Our friend and Ohio conservative activist Rachel Mullen of Third Base Politics had a very interesting encounter with some Hillary Clinton supporters at the Summit County Democratic Party headquarters in Akron this week. They were holding an anti-Trump event where the many admirable qualities of Secretary Clinton were being highlighted as a preferable alternative. One of the speakers was small business owner Gwen Rosenberg, the operator of an ice cream and sweets shop with less than a dozen employees. Standing behind a sign reading “TRUMP’S PLAN: LOSE 3.5 MILLION JOBS” she spoke favorably about how much better for America Ms. Clinton would be.

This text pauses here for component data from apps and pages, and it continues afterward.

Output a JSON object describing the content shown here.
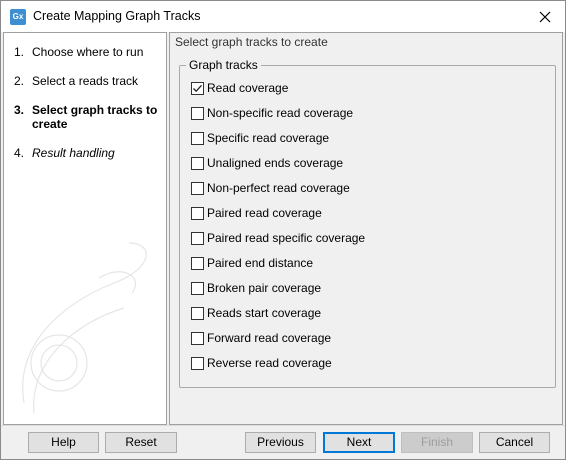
{
  "window": {
    "title": "Create Mapping Graph Tracks",
    "app_icon_text": "Gx"
  },
  "steps": [
    {
      "num": "1.",
      "label": "Choose where to run"
    },
    {
      "num": "2.",
      "label": "Select a reads track"
    },
    {
      "num": "3.",
      "label": "Select graph tracks to create",
      "active": true
    },
    {
      "num": "4.",
      "label": "Result handling"
    }
  ],
  "main": {
    "section_title": "Select graph tracks to create",
    "group_title": "Graph tracks",
    "tracks": [
      {
        "label": "Read coverage",
        "checked": true
      },
      {
        "label": "Non-specific read coverage",
        "checked": false
      },
      {
        "label": "Specific read coverage",
        "checked": false
      },
      {
        "label": "Unaligned ends coverage",
        "checked": false
      },
      {
        "label": "Non-perfect read coverage",
        "checked": false
      },
      {
        "label": "Paired read coverage",
        "checked": false
      },
      {
        "label": "Paired read specific coverage",
        "checked": false
      },
      {
        "label": "Paired end distance",
        "checked": false
      },
      {
        "label": "Broken pair coverage",
        "checked": false
      },
      {
        "label": "Reads start coverage",
        "checked": false
      },
      {
        "label": "Forward read coverage",
        "checked": false
      },
      {
        "label": "Reverse read coverage",
        "checked": false
      }
    ]
  },
  "footer": {
    "help": "Help",
    "reset": "Reset",
    "previous": "Previous",
    "next": "Next",
    "finish": "Finish",
    "cancel": "Cancel"
  },
  "colors": {
    "accent": "#0078d7",
    "app_icon": "#3d8fd1"
  },
  "icons": [
    "app-icon",
    "close-icon",
    "checkmark-icon"
  ]
}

In an unfortunate jolt to her world view, Ms. Rosenberg ran into Rachel after the event and was asked specifically how her own small business would fare under Clinton’s plan to increase the minimum wage to fifteen dollars per hour. Rachel wrote up the results at Third Rail Politics and the interview provides some grim humor on the disconnect between Democratic policies and the people they most directly impact.
Small business owner Gwen Rosenberg endorsed Hillary Clinton at a press conference earlier today at the Summit County Democratic Party headquarters. She did so behind a sign stating that Republican nominee Donald Trump would cost Americans 3.5 million jobs. Rosenberg owns Popped!, a local popcorn, candy and ice cream shop in Kent. She has nine part-time employees, many of whom are high school students.

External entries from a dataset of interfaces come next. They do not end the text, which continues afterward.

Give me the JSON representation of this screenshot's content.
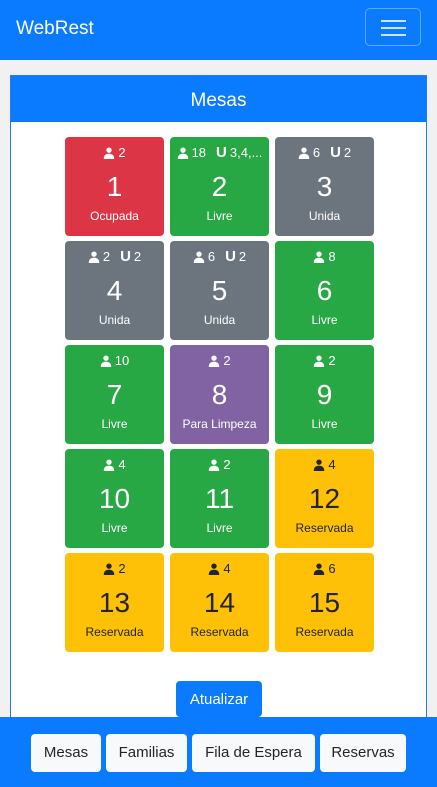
{
  "app": {
    "brand": "WebRest"
  },
  "card": {
    "title": "Mesas"
  },
  "tables": [
    {
      "number": "1",
      "status": "Ocupada",
      "capacity": "2",
      "join": "",
      "color": "red"
    },
    {
      "number": "2",
      "status": "Livre",
      "capacity": "18",
      "join": "3,4,...",
      "color": "green"
    },
    {
      "number": "3",
      "status": "Unida",
      "capacity": "6",
      "join": "2",
      "color": "gray"
    },
    {
      "number": "4",
      "status": "Unida",
      "capacity": "2",
      "join": "2",
      "color": "gray"
    },
    {
      "number": "5",
      "status": "Unida",
      "capacity": "6",
      "join": "2",
      "color": "gray"
    },
    {
      "number": "6",
      "status": "Livre",
      "capacity": "8",
      "join": "",
      "color": "green"
    },
    {
      "number": "7",
      "status": "Livre",
      "capacity": "10",
      "join": "",
      "color": "green"
    },
    {
      "number": "8",
      "status": "Para Limpeza",
      "capacity": "2",
      "join": "",
      "color": "purple"
    },
    {
      "number": "9",
      "status": "Livre",
      "capacity": "2",
      "join": "",
      "color": "green"
    },
    {
      "number": "10",
      "status": "Livre",
      "capacity": "4",
      "join": "",
      "color": "green"
    },
    {
      "number": "11",
      "status": "Livre",
      "capacity": "2",
      "join": "",
      "color": "green"
    },
    {
      "number": "12",
      "status": "Reservada",
      "capacity": "4",
      "join": "",
      "color": "yellow"
    },
    {
      "number": "13",
      "status": "Reservada",
      "capacity": "2",
      "join": "",
      "color": "yellow"
    },
    {
      "number": "14",
      "status": "Reservada",
      "capacity": "4",
      "join": "",
      "color": "yellow"
    },
    {
      "number": "15",
      "status": "Reservada",
      "capacity": "6",
      "join": "",
      "color": "yellow"
    }
  ],
  "actions": {
    "refresh_label": "Atualizar"
  },
  "bottom_nav": [
    {
      "label": "Mesas"
    },
    {
      "label": "Familias"
    },
    {
      "label": "Fila de Espera"
    },
    {
      "label": "Reservas"
    }
  ],
  "colors": {
    "primary": "#0a7bff",
    "occupied": "#dc3545",
    "free": "#28a745",
    "joined": "#6c757d",
    "cleaning": "#8163a3",
    "reserved": "#ffc107"
  },
  "icons": {
    "capacity": "person-icon",
    "joined_with": "union-icon",
    "menu": "hamburger-menu-icon"
  }
}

Although Rosenberg supports Clinton, she does not support the Democratic nominee’s plan to raise minimum wage to $15 an hour. Rosenberg says a position at Popped! is the first job for most of her employees and paying them a $15 minimum wage would not be sustainable under her current business plan.
When asked if Clinton’s plan would impact her company, Rosenberg made it clear she opposed the plan.
Check out the video of Rachel’s interview with Ms. Rosenberg. You can see the mental disconnect taking hold as she tries to balance her support for Hillary with the fact that the starter jobs for students and young workers which she’s proud to offer simply don’t line up with a “living wage.”
“Yes, yes. I know for certain that it would,” she said. “And part of it too is that I really enjoy the fact that we’re a great first job for young people. So we participate in some workplace sponsorship programs and things like that. I worry a little bit that it would narrow who we’re paying $15 an hour.”
“So hiring like a new person, like a brand new person at $15 an hour, would be something that we would have to alter who we hired, and what maybe their level of experience was,” she said. “As it is now, we put a lot of effort into kind of hiring a lot of kids without any experience.”
The irony here is that Rosenberg is making precisely the same arguments that conservatives have been putting forward all through the “Fight for Fifteen” battle. Many of the jobs where workers earn the minimum wage are simply starter jobs where young workers earn some extra cash for school and/or get their foot in the door and an entry on their resume so they can move on to something more substantial later. They were never intended to be “careers” for anyone and their employers frequently operate under a business model with frequent employee turnover and relatively low requirements. And yet Ms. Rosenberg is out there supporting the candidate who will move to collapse that system around her ears.
Rachel commented on the disconnect when I asked her about it.
People are so wrapped up in partisanship that they are failing to actually explore the issues. Taking things at face value and accepting talking points aren’t going to help your bottom line. When we look deeper at the candidates, we can see how policies actually impact us.
This business owner threw her support behind Hillary, stating that the Democratic nominee would be good for her business. Minutes later, when confronted with a simple question about an important plank in the progressive platform, she realized that this would have serious implications for her business and her employees.
The local press failed to ask this business owner a pretty straightforward question regarding the impact her preferred candidate would directly have upon her business. If the press held people on the left up to the same scrutiny as they to do people on the right, perhaps we could get true examples of how these policies will affect us.
It’s just another day in the life of a presidential campaign. We have activists out in the streets arguing in favor of someone who is promising to deliver programs which fundamentally damage their own self-interests. At least in Ms. Rosenberg’s case she’s aware of the issue and the damage which is coming. How she squares that with her political views is another matter entirely.